In a bold move that has reverberated through Zimbabwean political circles, the Zimbabwe Anti-Corruption Commission (ZACC) recently arrested Patson Chipunza, a prominent ZANU PF official, on charges of fraudulent land dealings.

Chipunza, who serves as the ZANU PF Councillor for Ward 11 in Seke, stands accused of unlawfully subdividing and selling land that belonged to the late Amos Midzi, a former Minister of Mines and Mining Development.

This development has not only exposed alleged corruption but has also shone a light on the internal power struggles within ZANU PF.

According to a statement from a ZANU PF insider, “ZACC has arrested ZANU PF Councillor for Ward 11, Seke, Patson Chipunza on charges of fraudulently subdividing and selling land belonging to the late former Minister of Mines and Mining Development, Mr Amos Midzi’s Estate.”

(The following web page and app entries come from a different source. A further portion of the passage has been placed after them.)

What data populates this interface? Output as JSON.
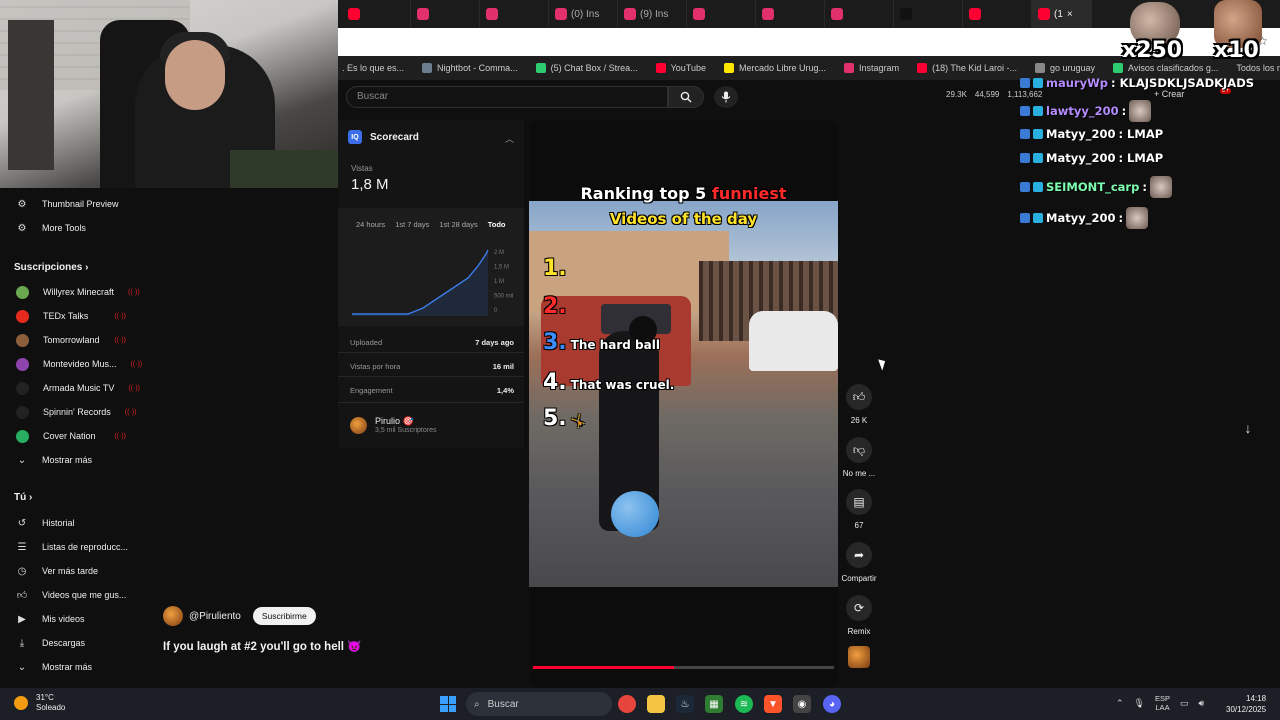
{
  "browser": {
    "active_tab_label": "(1",
    "tabs": [
      {
        "color": "#ff0033",
        "label": ""
      },
      {
        "color": "#e1306c",
        "label": ""
      },
      {
        "color": "#e1306c",
        "label": ""
      },
      {
        "color": "#e1306c",
        "label": "(0) Ins"
      },
      {
        "color": "#e1306c",
        "label": "(9) Ins"
      },
      {
        "color": "#e1306c",
        "label": ""
      },
      {
        "color": "#e1306c",
        "label": ""
      },
      {
        "color": "#e1306c",
        "label": ""
      },
      {
        "color": "#111111",
        "label": ""
      },
      {
        "color": "#ff0033",
        "label": ""
      }
    ],
    "bookmarks": [
      {
        "label": ". Es lo que es...",
        "color": ""
      },
      {
        "label": "Nightbot - Comma...",
        "color": "#6b7d8f"
      },
      {
        "label": "(5) Chat Box / Strea...",
        "color": "#2ecc71"
      },
      {
        "label": "YouTube",
        "color": "#ff0033"
      },
      {
        "label": "Mercado Libre Urug...",
        "color": "#ffe600"
      },
      {
        "label": "Instagram",
        "color": "#e1306c"
      },
      {
        "label": "(18) The Kid Laroi -...",
        "color": "#ff0033"
      },
      {
        "label": "go uruguay",
        "color": "#888888"
      },
      {
        "label": "Avisos clasificados g...",
        "color": "#2ecc71"
      }
    ],
    "bookmarks_right": "Todos los marcadores"
  },
  "search": {
    "placeholder": "Buscar"
  },
  "header_stats": {
    "stat1": "29.3K",
    "stat2": "44,599",
    "stat3": "1,113,662",
    "create_label": "+ Crear",
    "notif_badge": "9+"
  },
  "sidebar": {
    "top_items": [
      {
        "label": "Thumbnail Preview",
        "icon": "gear-icon"
      },
      {
        "label": "More Tools",
        "icon": "gear-icon"
      }
    ],
    "subs_heading": "Suscripciones",
    "subscriptions": [
      {
        "label": "Willyrex Minecraft",
        "color": "#6aa84f"
      },
      {
        "label": "TEDx Talks",
        "color": "#e62b1e"
      },
      {
        "label": "Tomorrowland",
        "color": "#8b5e3c"
      },
      {
        "label": "Montevideo Mus...",
        "color": "#8e44ad"
      },
      {
        "label": "Armada Music TV",
        "color": "#222222"
      },
      {
        "label": "Spinnin' Records",
        "color": "#222222"
      },
      {
        "label": "Cover Nation",
        "color": "#27ae60"
      }
    ],
    "live_indicator": "((·))",
    "show_more": "Mostrar más",
    "you_heading": "Tú",
    "you_items": [
      {
        "label": "Historial",
        "icon": "history-icon"
      },
      {
        "label": "Listas de reproducc...",
        "icon": "playlist-icon"
      },
      {
        "label": "Ver más tarde",
        "icon": "clock-icon"
      },
      {
        "label": "Videos que me gus...",
        "icon": "thumbs-up-icon"
      },
      {
        "label": "Mis videos",
        "icon": "video-icon"
      },
      {
        "label": "Descargas",
        "icon": "download-icon"
      }
    ],
    "show_more_2": "Mostrar más"
  },
  "scorecard": {
    "title": "Scorecard",
    "views_label": "Vistas",
    "views_value": "1,8 M",
    "ranges": [
      "24 hours",
      "1st 7 days",
      "1st 28 days",
      "Todo"
    ],
    "active_range": "Todo",
    "chart_ticks": [
      "2 M",
      "1,5 M",
      "1 M",
      "500 mil",
      "0"
    ],
    "uploaded_label": "Uploaded",
    "uploaded_value": "7 days ago",
    "vph_label": "Vistas por hora",
    "vph_value": "16 mil",
    "engagement_label": "Engagement",
    "engagement_value": "1,4%",
    "channel_name": "Pirulio 🎯",
    "channel_subs": "3,5 mil Suscriptores"
  },
  "video": {
    "title_line_white": "Ranking top 5 ",
    "title_line_red": "funniest",
    "subtitle": "Videos of the day",
    "ranks": [
      {
        "num": "1.",
        "text": "",
        "color": "#ffe22a"
      },
      {
        "num": "2.",
        "text": "",
        "color": "#ff2a2a"
      },
      {
        "num": "3.",
        "text": "The hard ball",
        "color": "#3b8dff"
      },
      {
        "num": "4.",
        "text": "That was cruel.",
        "color": "#ffffff"
      },
      {
        "num": "5.",
        "text": "🤸",
        "color": "#ffffff"
      }
    ],
    "progress": 0.47
  },
  "actions": {
    "like_count": "26 K",
    "dislike_label": "No me ...",
    "comments_count": "67",
    "share_label": "Compartir",
    "remix_label": "Remix"
  },
  "channel": {
    "handle": "@Piruliento",
    "subscribe_label": "Suscribirme",
    "video_title": "If you laugh at #2 you'll go to hell 😈"
  },
  "chat": {
    "lines": [
      {
        "user": "mauryWp",
        "message": ": KLAJSDKLJSADKJADS",
        "color": "#b48cff"
      },
      {
        "user": "lawtyy_200",
        "message": ":",
        "color": "#b48cff",
        "emote": true
      },
      {
        "user": "Matyy_200",
        "message": ": LMAP",
        "color": "#ffffff"
      },
      {
        "user": "Matyy_200",
        "message": ": LMAP",
        "color": "#ffffff"
      },
      {
        "user": "SEIMONT_carp",
        "message": ":",
        "color": "#7cffb0",
        "emote": true
      },
      {
        "user": "Matyy_200",
        "message": ":",
        "color": "#ffffff",
        "emote": true
      }
    ]
  },
  "emote_overlay": {
    "count_a": "x250",
    "count_b": "x10"
  },
  "taskbar": {
    "temperature": "31°C",
    "weather": "Soleado",
    "search_placeholder": "Buscar",
    "lang_top": "ESP",
    "lang_bottom": "LAA",
    "time": "14:18",
    "date": "30/12/2025"
  }
}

The arrest of Chipunza comes amid ongoing efforts by the Zimbabwean government to combat corruption, a pervasive issue that has long plagued the country.

While the government portrays these actions as part of a broader campaign to root out corruption and restore public trust, critics argue that such moves often serve as instruments in internal political battles within ZANU PF.

“This arrest could be interpreted as a manifestation of the ongoing internecine battles within ZANU PF, where factions vie for control and influence,” remarked a political analyst who preferred to remain anonymous due to the sensitivity of the issue.

The analyst pointed out that allegations of corruption are frequently weaponized in factional struggles within the ruling party, where individuals are targeted not only for their alleged misdeeds but also to weaken rival factions.

Indeed, Zimbabwe has witnessed numerous high-profile corruption cases in recent years, many of which have been linked to senior officials within ZANU PF.

The arrest of Chipunza underscores the complexities of Zimbabwean politics, where accusations of corruption are often intertwined with power struggles and factionalism.